General Electric reported a $9.8 billion fourth-quarter loss Wednesday due to hefty charges linked to its insurance business and US tax reform.
The big quarterly loss, which also pushed annual results into the red, comes as recently installed chief executive John Flannery tries to steer the industrial heavyweight out of a slump amid weakness in some key industrial businesses. The company reported fourth-quarter profits of $3.5 billion in the previous year.
Revenues in the fourth quarter were $31.4 billion, down five percent from the year-ago period.
A major weak spot has been GE’s power business amid tepid demand for gas turbines as renewable energy has taken more capacity globally. GE has warned investors to expect another “tough” year for power in 2018.
The problems in power have been offset somewhat by strength in other divisions, with aviation and healthcare both strong in the fourth quarter, GE said.
Flannery announced a major restructuring initiative in November and followed up with 12,000 job cuts in the power unit in December. He has stressed the company is open to significant changes, including divestitures or even a breakup.
“Our results this quarter demonstrate some of the early progress we are seeing from our key initiatives,” Flannery said.
“The team is focused on operational execution, capital allocation and deep cost reduction to position us for continued improvement in 2018.”

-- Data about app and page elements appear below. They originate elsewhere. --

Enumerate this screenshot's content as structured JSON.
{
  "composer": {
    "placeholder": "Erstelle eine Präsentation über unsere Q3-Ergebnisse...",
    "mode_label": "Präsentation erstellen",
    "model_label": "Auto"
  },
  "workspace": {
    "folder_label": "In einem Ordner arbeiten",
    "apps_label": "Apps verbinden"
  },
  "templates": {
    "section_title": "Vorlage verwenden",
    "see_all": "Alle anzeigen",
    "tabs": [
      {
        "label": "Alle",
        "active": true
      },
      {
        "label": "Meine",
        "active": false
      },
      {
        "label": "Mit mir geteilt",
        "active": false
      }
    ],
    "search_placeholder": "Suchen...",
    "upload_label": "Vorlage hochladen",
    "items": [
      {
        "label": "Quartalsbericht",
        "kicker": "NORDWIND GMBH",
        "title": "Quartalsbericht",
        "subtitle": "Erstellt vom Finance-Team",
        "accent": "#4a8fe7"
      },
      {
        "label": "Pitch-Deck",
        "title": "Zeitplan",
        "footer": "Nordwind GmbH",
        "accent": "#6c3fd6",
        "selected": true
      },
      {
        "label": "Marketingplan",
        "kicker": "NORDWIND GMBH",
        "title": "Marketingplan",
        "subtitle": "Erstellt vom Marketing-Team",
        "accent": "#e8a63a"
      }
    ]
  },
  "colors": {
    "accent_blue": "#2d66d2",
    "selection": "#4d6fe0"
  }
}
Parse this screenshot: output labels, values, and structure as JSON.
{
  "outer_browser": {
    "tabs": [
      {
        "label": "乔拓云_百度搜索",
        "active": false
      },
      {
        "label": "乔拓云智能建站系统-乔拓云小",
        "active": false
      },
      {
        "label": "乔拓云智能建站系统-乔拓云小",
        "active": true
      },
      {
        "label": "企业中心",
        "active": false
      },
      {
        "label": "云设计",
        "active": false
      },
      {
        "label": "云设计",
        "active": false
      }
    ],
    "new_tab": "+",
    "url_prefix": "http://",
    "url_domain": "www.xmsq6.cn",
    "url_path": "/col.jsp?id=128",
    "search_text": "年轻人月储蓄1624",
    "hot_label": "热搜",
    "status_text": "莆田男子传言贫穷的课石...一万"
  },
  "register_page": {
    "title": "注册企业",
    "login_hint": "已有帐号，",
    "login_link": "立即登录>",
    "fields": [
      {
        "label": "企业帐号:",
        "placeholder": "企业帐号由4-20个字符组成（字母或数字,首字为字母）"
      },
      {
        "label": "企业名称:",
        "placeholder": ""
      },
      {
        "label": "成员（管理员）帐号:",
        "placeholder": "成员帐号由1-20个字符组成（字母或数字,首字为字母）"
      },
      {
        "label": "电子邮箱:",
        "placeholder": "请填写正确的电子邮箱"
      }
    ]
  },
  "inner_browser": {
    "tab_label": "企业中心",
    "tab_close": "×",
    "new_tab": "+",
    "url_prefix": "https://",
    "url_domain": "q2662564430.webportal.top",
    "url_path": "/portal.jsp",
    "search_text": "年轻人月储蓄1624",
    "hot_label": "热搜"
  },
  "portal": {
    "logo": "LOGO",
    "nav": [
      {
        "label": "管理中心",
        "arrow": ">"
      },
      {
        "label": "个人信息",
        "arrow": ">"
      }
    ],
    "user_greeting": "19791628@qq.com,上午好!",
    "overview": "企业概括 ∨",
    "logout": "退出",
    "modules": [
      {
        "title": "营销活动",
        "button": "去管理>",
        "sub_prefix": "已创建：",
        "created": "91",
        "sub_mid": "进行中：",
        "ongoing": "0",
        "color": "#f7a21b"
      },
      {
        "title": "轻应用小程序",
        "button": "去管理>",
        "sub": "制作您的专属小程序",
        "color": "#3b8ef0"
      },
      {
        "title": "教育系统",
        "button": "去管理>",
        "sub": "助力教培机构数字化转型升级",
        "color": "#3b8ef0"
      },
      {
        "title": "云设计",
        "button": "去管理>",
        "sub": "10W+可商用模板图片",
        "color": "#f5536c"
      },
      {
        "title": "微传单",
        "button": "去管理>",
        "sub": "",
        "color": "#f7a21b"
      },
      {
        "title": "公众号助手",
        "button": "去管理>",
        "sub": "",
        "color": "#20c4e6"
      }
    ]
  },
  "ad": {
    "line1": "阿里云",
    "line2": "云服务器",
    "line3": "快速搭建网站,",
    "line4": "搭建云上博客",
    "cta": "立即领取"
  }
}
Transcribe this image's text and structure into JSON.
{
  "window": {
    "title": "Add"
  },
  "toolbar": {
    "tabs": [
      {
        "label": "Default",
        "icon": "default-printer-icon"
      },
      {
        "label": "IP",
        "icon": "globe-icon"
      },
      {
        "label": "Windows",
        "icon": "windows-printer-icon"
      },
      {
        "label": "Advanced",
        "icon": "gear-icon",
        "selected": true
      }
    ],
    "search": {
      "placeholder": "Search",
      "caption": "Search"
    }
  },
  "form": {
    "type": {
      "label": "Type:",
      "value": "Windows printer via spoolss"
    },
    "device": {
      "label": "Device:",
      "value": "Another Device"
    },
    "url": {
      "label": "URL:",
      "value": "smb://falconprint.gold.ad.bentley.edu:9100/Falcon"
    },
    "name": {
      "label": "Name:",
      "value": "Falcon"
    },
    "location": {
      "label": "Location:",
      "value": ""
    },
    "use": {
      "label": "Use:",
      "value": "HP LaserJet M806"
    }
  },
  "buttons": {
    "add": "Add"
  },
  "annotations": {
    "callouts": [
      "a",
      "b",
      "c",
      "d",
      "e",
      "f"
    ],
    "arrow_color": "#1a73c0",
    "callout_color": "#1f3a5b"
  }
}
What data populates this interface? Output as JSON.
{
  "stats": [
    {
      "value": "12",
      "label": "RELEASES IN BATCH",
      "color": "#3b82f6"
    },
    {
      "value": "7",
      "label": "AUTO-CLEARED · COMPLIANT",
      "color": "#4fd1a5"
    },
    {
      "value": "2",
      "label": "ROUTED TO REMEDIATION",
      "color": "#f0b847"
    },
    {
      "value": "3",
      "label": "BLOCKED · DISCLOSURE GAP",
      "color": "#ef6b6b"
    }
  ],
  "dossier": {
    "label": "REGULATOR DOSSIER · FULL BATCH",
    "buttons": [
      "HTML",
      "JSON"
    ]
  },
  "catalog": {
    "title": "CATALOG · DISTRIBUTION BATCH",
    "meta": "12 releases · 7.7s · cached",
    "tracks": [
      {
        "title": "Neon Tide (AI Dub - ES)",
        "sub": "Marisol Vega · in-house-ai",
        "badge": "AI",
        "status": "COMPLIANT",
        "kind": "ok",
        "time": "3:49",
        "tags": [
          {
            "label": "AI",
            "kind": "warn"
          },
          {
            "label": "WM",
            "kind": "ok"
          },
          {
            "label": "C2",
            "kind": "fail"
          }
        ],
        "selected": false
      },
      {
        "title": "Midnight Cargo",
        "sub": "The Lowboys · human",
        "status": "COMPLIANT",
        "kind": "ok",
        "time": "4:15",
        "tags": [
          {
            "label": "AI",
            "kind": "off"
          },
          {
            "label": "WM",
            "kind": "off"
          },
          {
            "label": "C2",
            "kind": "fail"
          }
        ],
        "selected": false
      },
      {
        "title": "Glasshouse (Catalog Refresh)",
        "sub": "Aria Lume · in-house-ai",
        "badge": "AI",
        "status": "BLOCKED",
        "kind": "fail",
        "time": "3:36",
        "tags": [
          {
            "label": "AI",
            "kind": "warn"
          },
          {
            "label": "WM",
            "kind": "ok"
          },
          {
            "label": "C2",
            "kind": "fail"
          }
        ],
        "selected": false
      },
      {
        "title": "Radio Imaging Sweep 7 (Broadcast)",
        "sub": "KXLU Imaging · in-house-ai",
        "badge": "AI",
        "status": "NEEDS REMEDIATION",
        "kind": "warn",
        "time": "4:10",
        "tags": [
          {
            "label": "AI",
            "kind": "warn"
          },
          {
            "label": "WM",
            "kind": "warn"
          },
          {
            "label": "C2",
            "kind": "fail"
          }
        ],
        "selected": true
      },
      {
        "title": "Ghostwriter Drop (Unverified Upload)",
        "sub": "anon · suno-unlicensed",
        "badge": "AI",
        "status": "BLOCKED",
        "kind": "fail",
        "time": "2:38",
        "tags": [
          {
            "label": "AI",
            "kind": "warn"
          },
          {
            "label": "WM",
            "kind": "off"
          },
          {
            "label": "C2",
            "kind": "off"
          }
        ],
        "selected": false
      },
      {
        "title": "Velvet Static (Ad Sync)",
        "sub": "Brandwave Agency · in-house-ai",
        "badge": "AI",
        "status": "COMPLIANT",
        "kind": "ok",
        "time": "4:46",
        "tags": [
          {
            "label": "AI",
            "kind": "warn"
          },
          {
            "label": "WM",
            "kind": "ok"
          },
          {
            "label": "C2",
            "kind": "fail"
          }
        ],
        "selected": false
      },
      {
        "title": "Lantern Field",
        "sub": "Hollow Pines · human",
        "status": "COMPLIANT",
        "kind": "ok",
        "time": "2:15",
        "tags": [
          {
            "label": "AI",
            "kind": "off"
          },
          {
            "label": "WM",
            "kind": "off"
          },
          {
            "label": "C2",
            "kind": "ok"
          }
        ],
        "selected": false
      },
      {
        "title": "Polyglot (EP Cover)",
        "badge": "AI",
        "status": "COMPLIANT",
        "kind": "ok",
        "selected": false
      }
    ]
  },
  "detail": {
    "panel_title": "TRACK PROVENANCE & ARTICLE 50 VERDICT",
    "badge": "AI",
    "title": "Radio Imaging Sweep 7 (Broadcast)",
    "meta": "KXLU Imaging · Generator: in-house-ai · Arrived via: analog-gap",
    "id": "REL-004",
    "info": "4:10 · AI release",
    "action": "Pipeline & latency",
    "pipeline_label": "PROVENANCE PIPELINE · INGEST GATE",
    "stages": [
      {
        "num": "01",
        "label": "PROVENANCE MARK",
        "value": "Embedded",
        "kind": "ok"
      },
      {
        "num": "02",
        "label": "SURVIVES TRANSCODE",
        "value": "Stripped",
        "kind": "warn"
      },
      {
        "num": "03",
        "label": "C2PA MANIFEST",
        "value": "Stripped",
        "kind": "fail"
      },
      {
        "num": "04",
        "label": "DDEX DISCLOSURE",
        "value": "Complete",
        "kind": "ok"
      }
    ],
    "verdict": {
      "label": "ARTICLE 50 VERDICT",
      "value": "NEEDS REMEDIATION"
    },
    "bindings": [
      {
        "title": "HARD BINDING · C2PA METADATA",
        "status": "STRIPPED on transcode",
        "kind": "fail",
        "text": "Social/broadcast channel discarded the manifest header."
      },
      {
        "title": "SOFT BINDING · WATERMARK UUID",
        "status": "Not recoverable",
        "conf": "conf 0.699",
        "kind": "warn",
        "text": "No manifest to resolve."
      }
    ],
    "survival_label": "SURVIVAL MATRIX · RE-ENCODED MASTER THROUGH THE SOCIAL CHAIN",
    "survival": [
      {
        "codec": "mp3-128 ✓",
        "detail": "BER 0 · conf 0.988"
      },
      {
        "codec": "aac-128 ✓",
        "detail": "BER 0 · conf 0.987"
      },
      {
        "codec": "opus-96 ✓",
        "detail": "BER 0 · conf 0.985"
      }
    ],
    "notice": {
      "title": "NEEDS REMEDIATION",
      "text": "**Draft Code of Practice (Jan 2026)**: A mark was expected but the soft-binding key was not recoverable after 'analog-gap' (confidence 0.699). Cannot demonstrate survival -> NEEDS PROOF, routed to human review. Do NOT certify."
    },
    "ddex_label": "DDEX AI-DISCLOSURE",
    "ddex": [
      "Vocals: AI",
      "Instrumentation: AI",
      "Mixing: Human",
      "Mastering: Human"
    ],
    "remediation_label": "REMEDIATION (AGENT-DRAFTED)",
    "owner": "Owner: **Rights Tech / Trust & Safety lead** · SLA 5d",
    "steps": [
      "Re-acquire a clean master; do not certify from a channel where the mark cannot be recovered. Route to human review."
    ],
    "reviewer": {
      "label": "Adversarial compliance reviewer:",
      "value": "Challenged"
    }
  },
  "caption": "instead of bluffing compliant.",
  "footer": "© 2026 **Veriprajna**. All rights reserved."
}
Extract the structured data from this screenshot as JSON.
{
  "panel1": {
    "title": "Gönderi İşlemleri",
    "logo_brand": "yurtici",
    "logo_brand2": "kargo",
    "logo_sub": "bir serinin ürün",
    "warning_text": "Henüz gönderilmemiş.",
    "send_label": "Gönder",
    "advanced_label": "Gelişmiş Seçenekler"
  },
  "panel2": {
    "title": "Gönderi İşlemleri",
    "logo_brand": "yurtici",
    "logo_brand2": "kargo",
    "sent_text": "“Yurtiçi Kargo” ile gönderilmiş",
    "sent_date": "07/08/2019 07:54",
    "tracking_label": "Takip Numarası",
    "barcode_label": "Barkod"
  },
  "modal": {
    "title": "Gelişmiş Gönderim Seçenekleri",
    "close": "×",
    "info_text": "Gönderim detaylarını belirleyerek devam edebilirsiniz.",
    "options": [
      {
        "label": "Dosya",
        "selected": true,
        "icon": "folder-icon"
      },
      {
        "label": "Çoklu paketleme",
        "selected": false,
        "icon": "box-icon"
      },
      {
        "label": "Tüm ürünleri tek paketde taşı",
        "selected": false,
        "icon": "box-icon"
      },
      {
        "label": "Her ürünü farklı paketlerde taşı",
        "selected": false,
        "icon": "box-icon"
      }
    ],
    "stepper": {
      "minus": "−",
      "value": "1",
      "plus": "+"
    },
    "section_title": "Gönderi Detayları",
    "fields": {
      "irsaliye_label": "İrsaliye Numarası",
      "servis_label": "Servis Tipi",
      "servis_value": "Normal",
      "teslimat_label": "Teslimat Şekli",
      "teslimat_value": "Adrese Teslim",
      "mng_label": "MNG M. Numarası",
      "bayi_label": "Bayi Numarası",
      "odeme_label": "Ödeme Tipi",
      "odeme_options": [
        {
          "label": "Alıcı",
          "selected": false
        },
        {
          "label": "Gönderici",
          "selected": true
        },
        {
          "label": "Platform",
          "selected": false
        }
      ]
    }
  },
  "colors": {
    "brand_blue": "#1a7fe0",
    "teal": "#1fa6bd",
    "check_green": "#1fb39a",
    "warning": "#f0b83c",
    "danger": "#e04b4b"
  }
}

In terms of the charges responsible for the quarterly loss, GE had previously announced it would take a $6.2 billion charge after a review of actuarial assumptions led it to add more reserves.
Adding to that, GE announced $3.5 billion in charges associated with US tax reform, the biggest piece of which was connected to provisions on deferred taxes.
GE projected adjusted earnings per share of $1.00 to $1.07 in 2018, compared with $1.00 per share expected by analysts.